  • According to Marginal Revolution blogger and New York Times “Economic Scene” columnist Tyler Cowen, there have been a few truly great libertarian developments since the 1970s. However, he argues, they “also brought much bigger government. The more wealth we have, the more government we can afford. Furthermore, the better government operates, the more government people will demand. That is the fundamental paradox of libertarianism. Many initial victories bring later defeats.” Cowen argues libertarians accept this paradox, reconcile themselves to the welfare state, recognize positive liberty as more important than negative liberty, and restructure libertarianism around new threats to liberty such as global warming, pandemics, and nuclear proliferation. Such a libertarianism, Cowen admits, would “run the risk of losing its intellectual and moral center. … Many people fear such a development, and I can understand why.”

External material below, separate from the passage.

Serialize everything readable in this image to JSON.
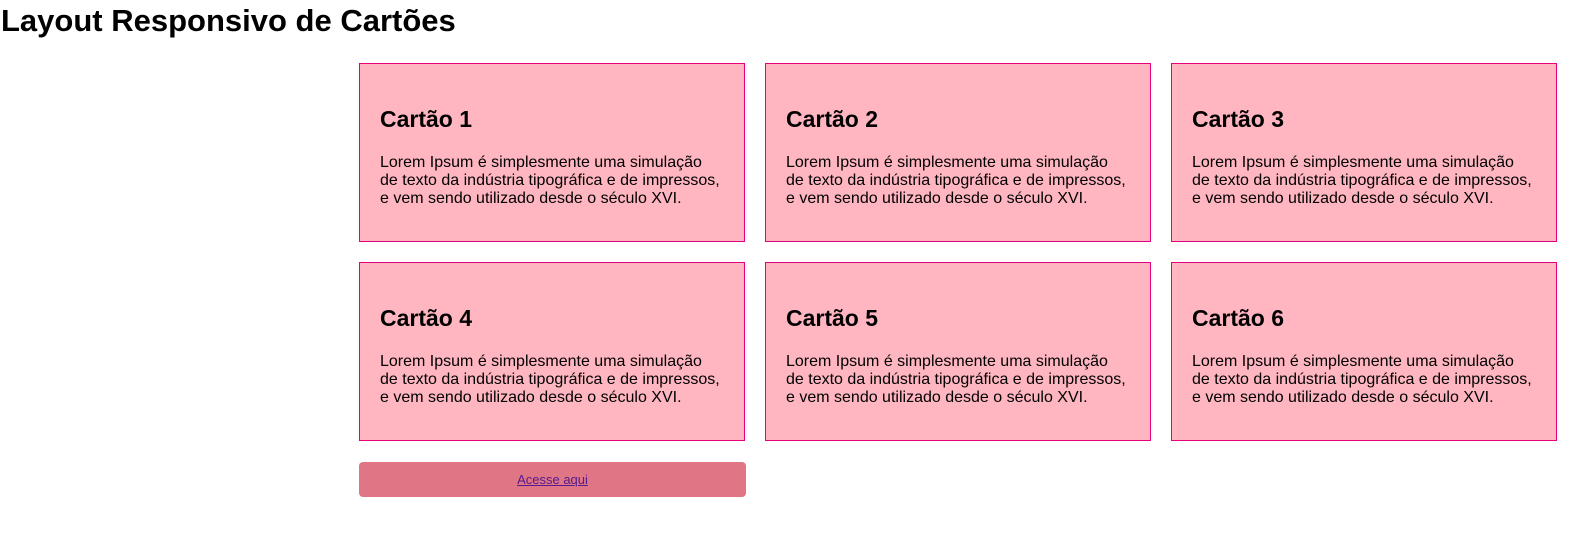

  • In his reply, Cato senior fellow Tom G. Palmer maintains that Brian Doherty is guilty of “a confusion of two related projects: the promotion of liberty and the promotion of libertarianism, i.e., the theory that liberty should be the primary (or overriding) goal of a political order.” It is possible to promote liberty without promoting libertarian philosophy. This distinction motivates Palmer to dissent from Doherty’s emphasis on education. No amount of libertarian education will make a difference, Palmer argues, unless someone acts to make change for liberty. “If I were to put it as a slogan, it might be: ‘Education doesn’t eliminate trade barriers, legislators do.’” Palmer also quibbles with Doherty’s focus in his book on zany libertarian characters and with his laissez faire approach to promoting liberty.

  • Atlantic columnist and former Reason editor-in-chief Virgina Postrel argues: “Rather than defining ‘libertarian’ by appealing to deductive logic and so-called first principles, we can better understand the American libertarian movement as a sometimes uneasy amalgam of four distinctive yet complementary traditions, two cultural and two intellectual.” Intellectually, she points to “two seemingly incompatible intellectual traditions”: the modernist Rand-Rothbard quest for certainty “as rational and precise as a skyscraper, as ahistorical as Le Corbusier’s plans to remake Paris” and the empiricist Hayek-Friedman/Hume-Smith tradition, which “looks for understanding, for facts, and for solutions to specific problems.” Drawing on her book The Future and Its Enemies, Postrel warns against fighting the old fights between capitalism and socialism when the real battles is between “stasism” and “dynamism.” She plumps for the possibility of an alliance of libertarian and left dynamists against stasists of all stripes, but concludes with a challenge to the left: “We know we’re liberals. The question is, Are they?”